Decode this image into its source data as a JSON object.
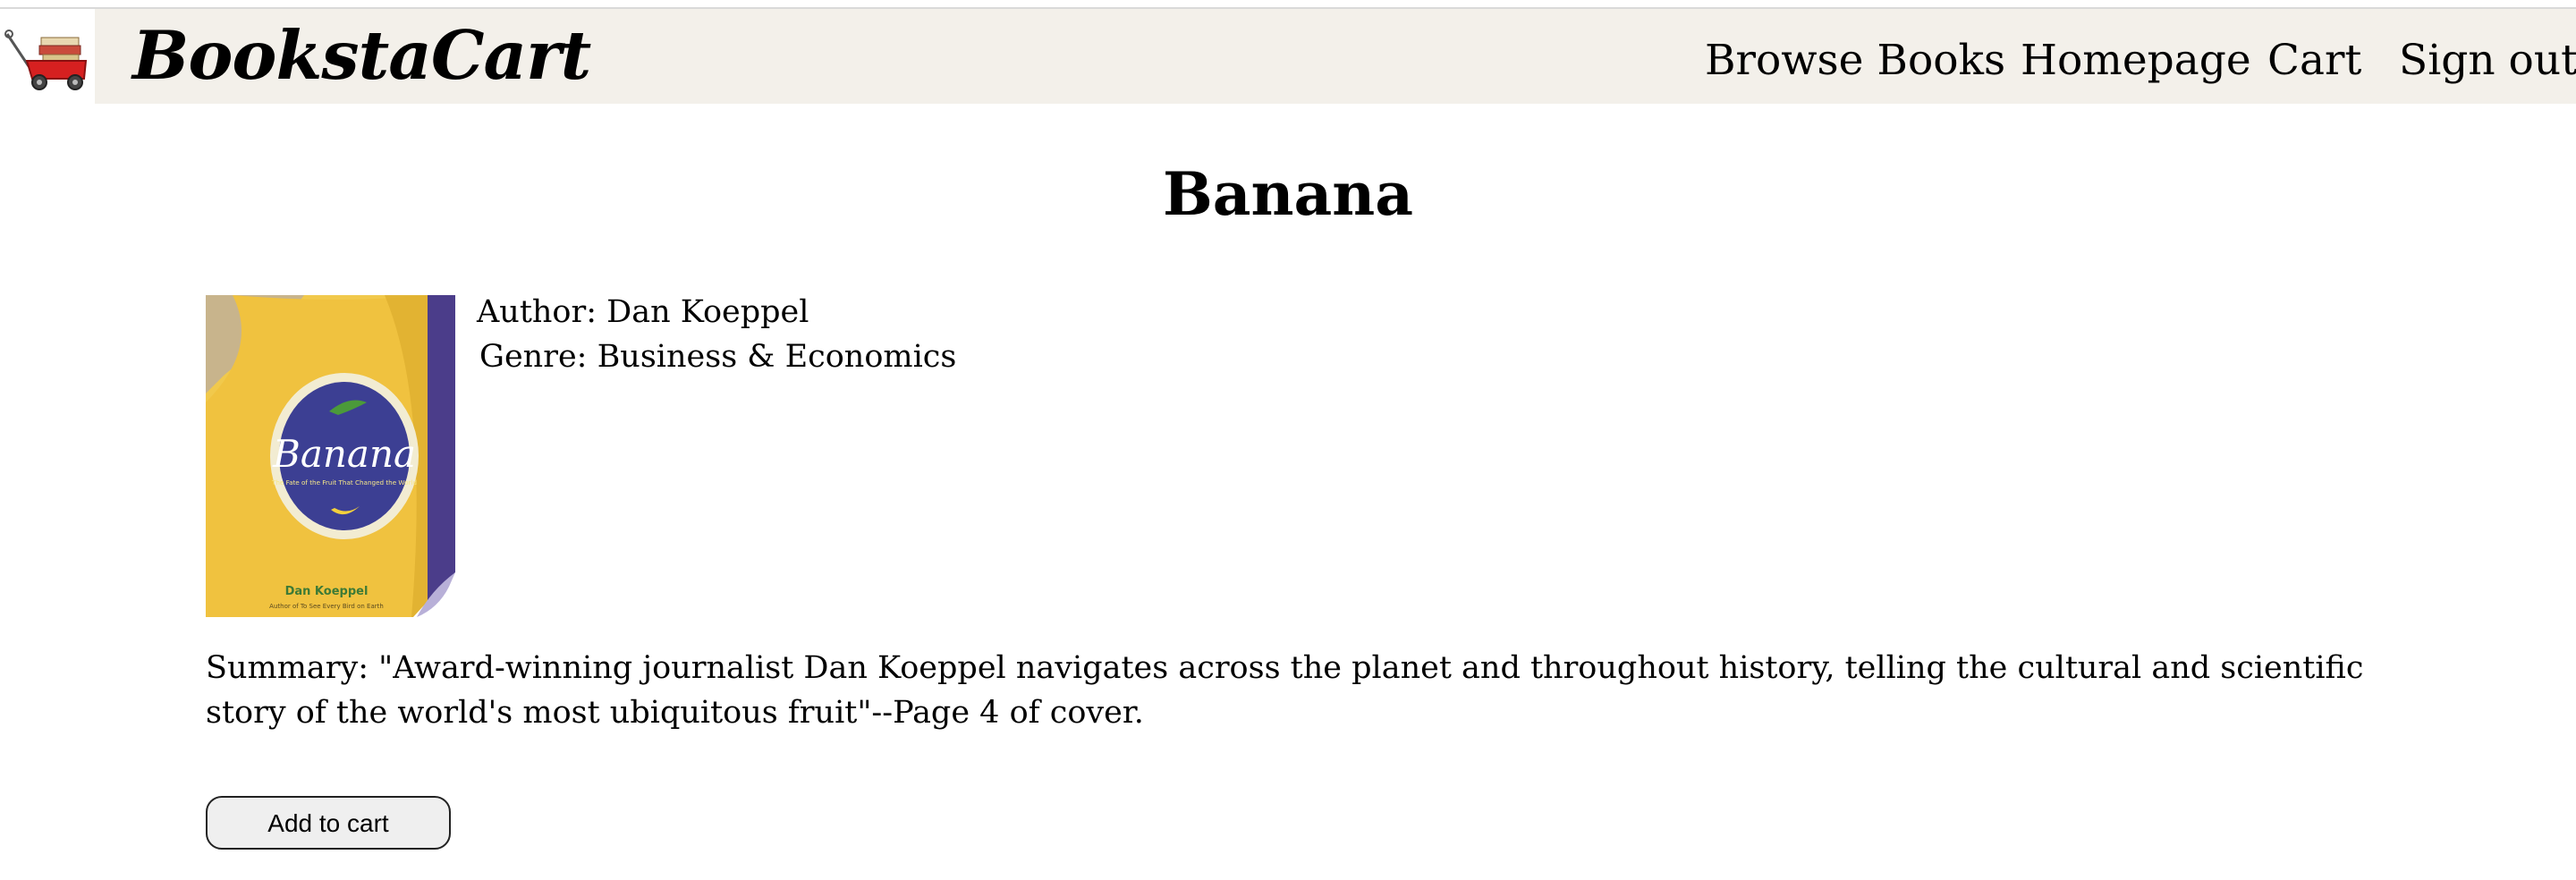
{
  "header": {
    "logo_icon": "red-wagon-with-books-icon",
    "brand": "BookstaCart",
    "nav": [
      {
        "label": "Browse Books"
      },
      {
        "label": "Homepage"
      },
      {
        "label": "Cart"
      },
      {
        "label": "Sign out"
      }
    ]
  },
  "book": {
    "title": "Banana",
    "author_line": "Author: Dan Koeppel",
    "genre_line": "Genre: Business & Economics",
    "summary": "Summary: \"Award-winning journalist Dan Koeppel navigates across the planet and throughout history, telling the cultural and scientific story of the world's most ubiquitous fruit\"--Page 4 of cover.",
    "cover": {
      "title_text": "Banana",
      "subtitle_text": "The Fate of the Fruit That Changed the World",
      "author_text": "Dan Koeppel",
      "byline_text": "Author of To See Every Bird on Earth"
    }
  },
  "actions": {
    "add_to_cart_label": "Add to cart"
  },
  "colors": {
    "navbar_bg": "#f3f0ea",
    "cover_yellow": "#f0c84a",
    "cover_purple": "#3f3f8f"
  }
}
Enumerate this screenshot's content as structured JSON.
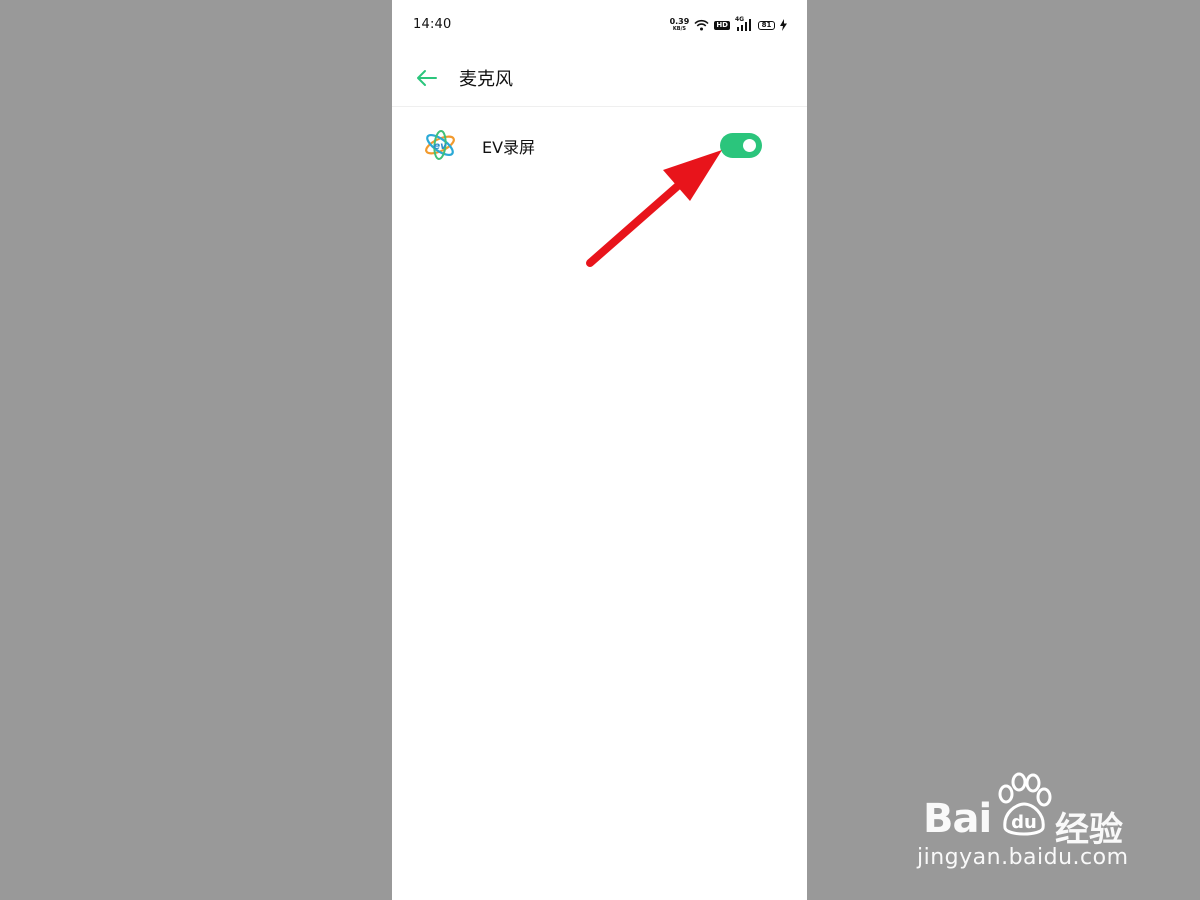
{
  "status_bar": {
    "time": "14:40",
    "net_speed_value": "0.39",
    "net_speed_unit": "KB/S",
    "hd_label": "HD",
    "network_type": "4G",
    "battery_level": "81",
    "icons": [
      "wifi-icon",
      "hd-icon",
      "signal-icon",
      "battery-icon",
      "charging-icon"
    ]
  },
  "header": {
    "title": "麦克风",
    "back_icon": "back-arrow-icon"
  },
  "permission_list": [
    {
      "app_name": "EV录屏",
      "icon": "ev-recorder-app-icon",
      "enabled": true
    }
  ],
  "colors": {
    "accent": "#2bc57c",
    "annotation_arrow": "#e8141b",
    "backdrop": "#999999"
  },
  "watermark": {
    "brand": "Bai du 经验",
    "url": "jingyan.baidu.com"
  }
}
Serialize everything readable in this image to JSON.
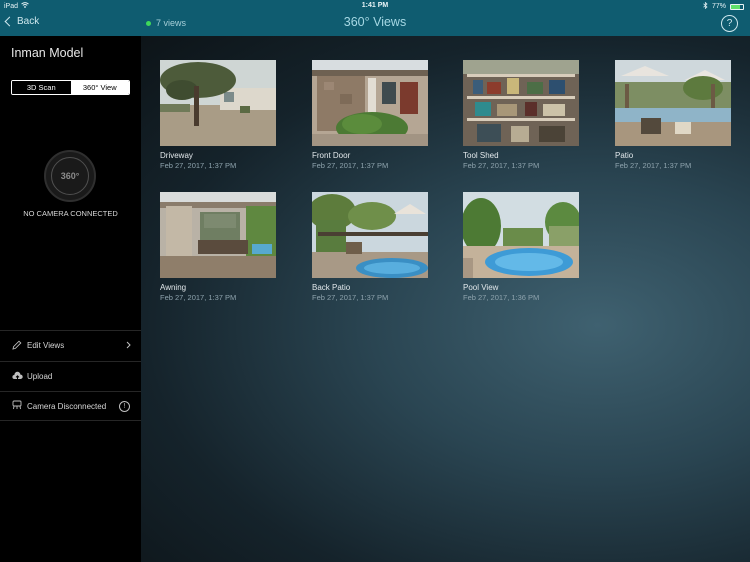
{
  "status_bar": {
    "carrier": "iPad",
    "time": "1:41 PM",
    "battery": "77%",
    "battery_level": 0.77
  },
  "nav": {
    "back_label": "Back",
    "views_count": "7 views",
    "title": "360° Views",
    "help_label": "?"
  },
  "sidebar": {
    "model_name": "Inman Model",
    "segments": [
      {
        "label": "3D Scan",
        "selected": false
      },
      {
        "label": "360° View",
        "selected": true
      }
    ],
    "camera_logo": "360°",
    "camera_status": "NO CAMERA CONNECTED",
    "menu": [
      {
        "label": "Edit Views",
        "icon": "pencil-icon",
        "trailing": "chevron-right-icon"
      },
      {
        "label": "Upload",
        "icon": "cloud-upload-icon",
        "trailing": ""
      },
      {
        "label": "Camera Disconnected",
        "icon": "camera-icon",
        "trailing": "info-icon"
      }
    ]
  },
  "views": [
    {
      "name": "Driveway",
      "date": "Feb 27, 2017, 1:37 PM"
    },
    {
      "name": "Front Door",
      "date": "Feb 27, 2017, 1:37 PM"
    },
    {
      "name": "Tool Shed",
      "date": "Feb 27, 2017, 1:37 PM"
    },
    {
      "name": "Patio",
      "date": "Feb 27, 2017, 1:37 PM"
    },
    {
      "name": "Awning",
      "date": "Feb 27, 2017, 1:37 PM"
    },
    {
      "name": "Back Patio",
      "date": "Feb 27, 2017, 1:37 PM"
    },
    {
      "name": "Pool View",
      "date": "Feb 27, 2017, 1:36 PM"
    }
  ]
}
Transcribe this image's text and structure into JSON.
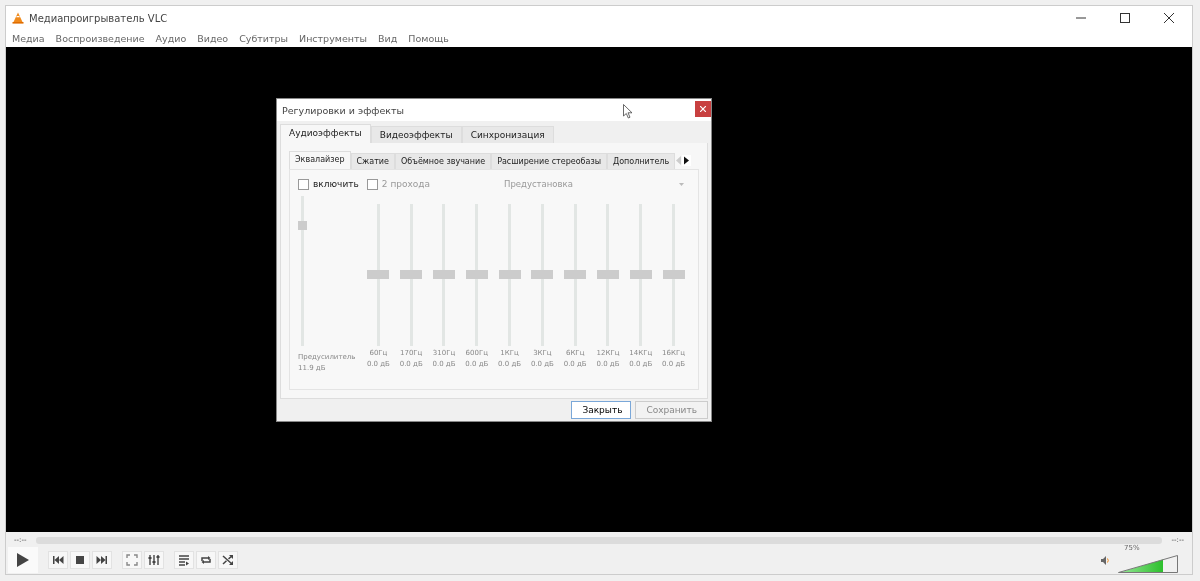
{
  "window": {
    "title": "Медиапроигрыватель VLC"
  },
  "menu": [
    "Медиа",
    "Воспроизведение",
    "Аудио",
    "Видео",
    "Субтитры",
    "Инструменты",
    "Вид",
    "Помощь"
  ],
  "dialog": {
    "title": "Регулировки и эффекты",
    "tabs": [
      {
        "label": "Аудиоэффекты",
        "selected": true
      },
      {
        "label": "Видеоэффекты",
        "selected": false
      },
      {
        "label": "Синхронизация",
        "selected": false
      }
    ],
    "subtabs": [
      {
        "label": "Эквалайзер",
        "selected": true
      },
      {
        "label": "Сжатие",
        "selected": false
      },
      {
        "label": "Объёмное звучание",
        "selected": false
      },
      {
        "label": "Расширение стереобазы",
        "selected": false
      },
      {
        "label": "Дополнитель",
        "selected": false
      }
    ],
    "enable": {
      "label": "включить",
      "checked": false,
      "disabled": false
    },
    "two_pass": {
      "label": "2 прохода",
      "checked": false,
      "disabled": true
    },
    "preset": {
      "placeholder": "Предустановка",
      "disabled": true
    },
    "preamp": {
      "label": "Предусилитель",
      "reading": "11.9 дБ",
      "level": 0.8
    },
    "bands": [
      {
        "freq": "60Гц",
        "reading": "0.0 дБ",
        "level": 0.5
      },
      {
        "freq": "170Гц",
        "reading": "0.0 дБ",
        "level": 0.5
      },
      {
        "freq": "310Гц",
        "reading": "0.0 дБ",
        "level": 0.5
      },
      {
        "freq": "600Гц",
        "reading": "0.0 дБ",
        "level": 0.5
      },
      {
        "freq": "1КГц",
        "reading": "0.0 дБ",
        "level": 0.5
      },
      {
        "freq": "3КГц",
        "reading": "0.0 дБ",
        "level": 0.5
      },
      {
        "freq": "6КГц",
        "reading": "0.0 дБ",
        "level": 0.5
      },
      {
        "freq": "12КГц",
        "reading": "0.0 дБ",
        "level": 0.5
      },
      {
        "freq": "14КГц",
        "reading": "0.0 дБ",
        "level": 0.5
      },
      {
        "freq": "16КГц",
        "reading": "0.0 дБ",
        "level": 0.5
      }
    ],
    "buttons": [
      {
        "label": "Закрыть",
        "disabled": false
      },
      {
        "label": "Сохранить",
        "disabled": true
      }
    ]
  },
  "player": {
    "elapsed": "--:--",
    "remaining": "--:--",
    "volume": {
      "reading": "75%",
      "level": 0.75
    }
  }
}
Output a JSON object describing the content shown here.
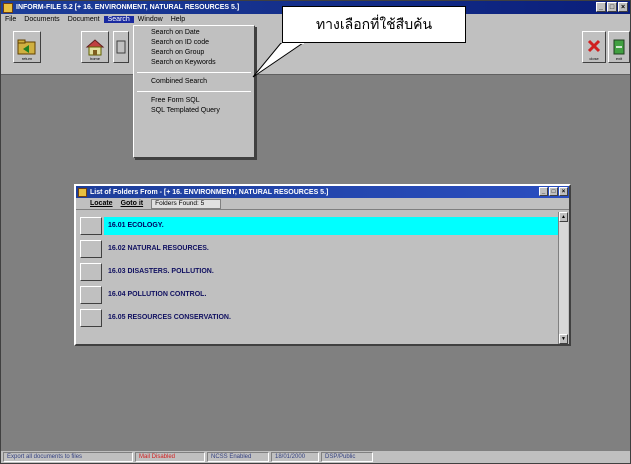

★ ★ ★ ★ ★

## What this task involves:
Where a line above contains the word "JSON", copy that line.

## Expected answer:
Decode this image into its source data as a JSON object.
Enumerate this screenshot's content as structured JSON.
Serialize everything readable in this image to JSON.
Transcribe this image's text and structure into JSON.
Output a JSON object describing the content shown here.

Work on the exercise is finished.